**What is being asked:**
Apart from the pictures, every entry below should be repeated exactly.

==== Given data

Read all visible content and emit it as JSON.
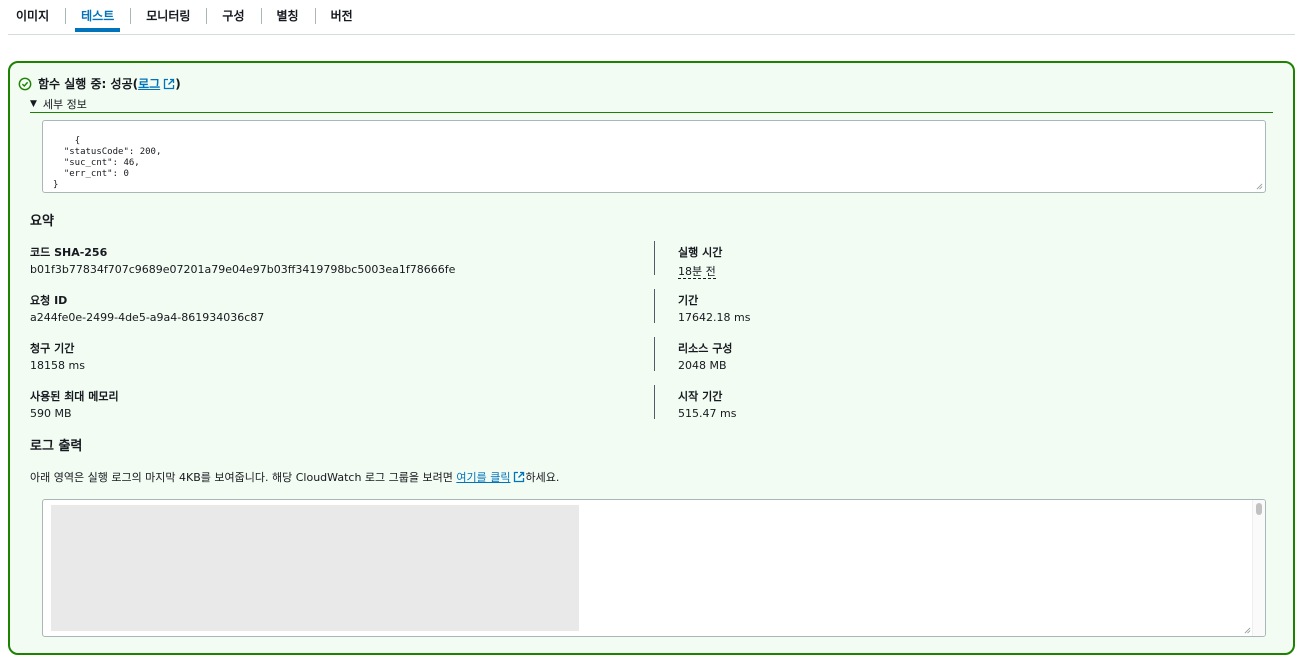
{
  "tabs": [
    {
      "label": "이미지",
      "active": false
    },
    {
      "label": "테스트",
      "active": true
    },
    {
      "label": "모니터링",
      "active": false
    },
    {
      "label": "구성",
      "active": false
    },
    {
      "label": "별칭",
      "active": false
    },
    {
      "label": "버전",
      "active": false
    }
  ],
  "result": {
    "status_prefix": "함수 실행 중: 성공(",
    "log_link": "로그",
    "status_suffix": ")",
    "details_label": "세부 정보",
    "response_json": "{\n  \"statusCode\": 200,\n  \"suc_cnt\": 46,\n  \"err_cnt\": 0\n}"
  },
  "summary": {
    "title": "요약",
    "code_sha_label": "코드 SHA-256",
    "code_sha_value": "b01f3b77834f707c9689e07201a79e04e97b03ff3419798bc5003ea1f78666fe",
    "exec_time_label": "실행 시간",
    "exec_time_value": "18분 전",
    "request_id_label": "요청 ID",
    "request_id_value": "a244fe0e-2499-4de5-a9a4-861934036c87",
    "duration_label": "기간",
    "duration_value": "17642.18 ms",
    "billed_label": "청구 기간",
    "billed_value": "18158 ms",
    "resources_label": "리소스 구성",
    "resources_value": "2048 MB",
    "max_mem_label": "사용된 최대 메모리",
    "max_mem_value": "590 MB",
    "init_label": "시작 기간",
    "init_value": "515.47 ms"
  },
  "log_output": {
    "title": "로그 출력",
    "desc_prefix": "아래 영역은 실행 로그의 마지막 4KB를 보여줍니다. 해당 CloudWatch 로그 그룹을 보려면 ",
    "desc_link": "여기를 클릭",
    "desc_suffix": "하세요."
  },
  "colors": {
    "success": "#1d8102",
    "panel_bg": "#f2fcf3",
    "link": "#0073bb"
  }
}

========

**Output for this task:**
Read all visible content and emit it as JSON.
{
  "tabs": [
    {
      "label": "이미지",
      "active": false
    },
    {
      "label": "테스트",
      "active": true
    },
    {
      "label": "모니터링",
      "active": false
    },
    {
      "label": "구성",
      "active": false
    },
    {
      "label": "별칭",
      "active": false
    },
    {
      "label": "버전",
      "active": false
    }
  ],
  "result": {
    "status_prefix": "함수 실행 중: 성공(",
    "log_link": "로그",
    "status_suffix": ")",
    "details_label": "세부 정보",
    "response_json": "{\n  \"statusCode\": 200,\n  \"suc_cnt\": 46,\n  \"err_cnt\": 0\n}"
  },
  "summary": {
    "title": "요약",
    "code_sha_label": "코드 SHA-256",
    "code_sha_value": "b01f3b77834f707c9689e07201a79e04e97b03ff3419798bc5003ea1f78666fe",
    "exec_time_label": "실행 시간",
    "exec_time_value": "18분 전",
    "request_id_label": "요청 ID",
    "request_id_value": "a244fe0e-2499-4de5-a9a4-861934036c87",
    "duration_label": "기간",
    "duration_value": "17642.18 ms",
    "billed_label": "청구 기간",
    "billed_value": "18158 ms",
    "resources_label": "리소스 구성",
    "resources_value": "2048 MB",
    "max_mem_label": "사용된 최대 메모리",
    "max_mem_value": "590 MB",
    "init_label": "시작 기간",
    "init_value": "515.47 ms"
  },
  "log_output": {
    "title": "로그 출력",
    "desc_prefix": "아래 영역은 실행 로그의 마지막 4KB를 보여줍니다. 해당 CloudWatch 로그 그룹을 보려면 ",
    "desc_link": "여기를 클릭",
    "desc_suffix": "하세요."
  },
  "colors": {
    "success": "#1d8102",
    "panel_bg": "#f2fcf3",
    "link": "#0073bb"
  }
}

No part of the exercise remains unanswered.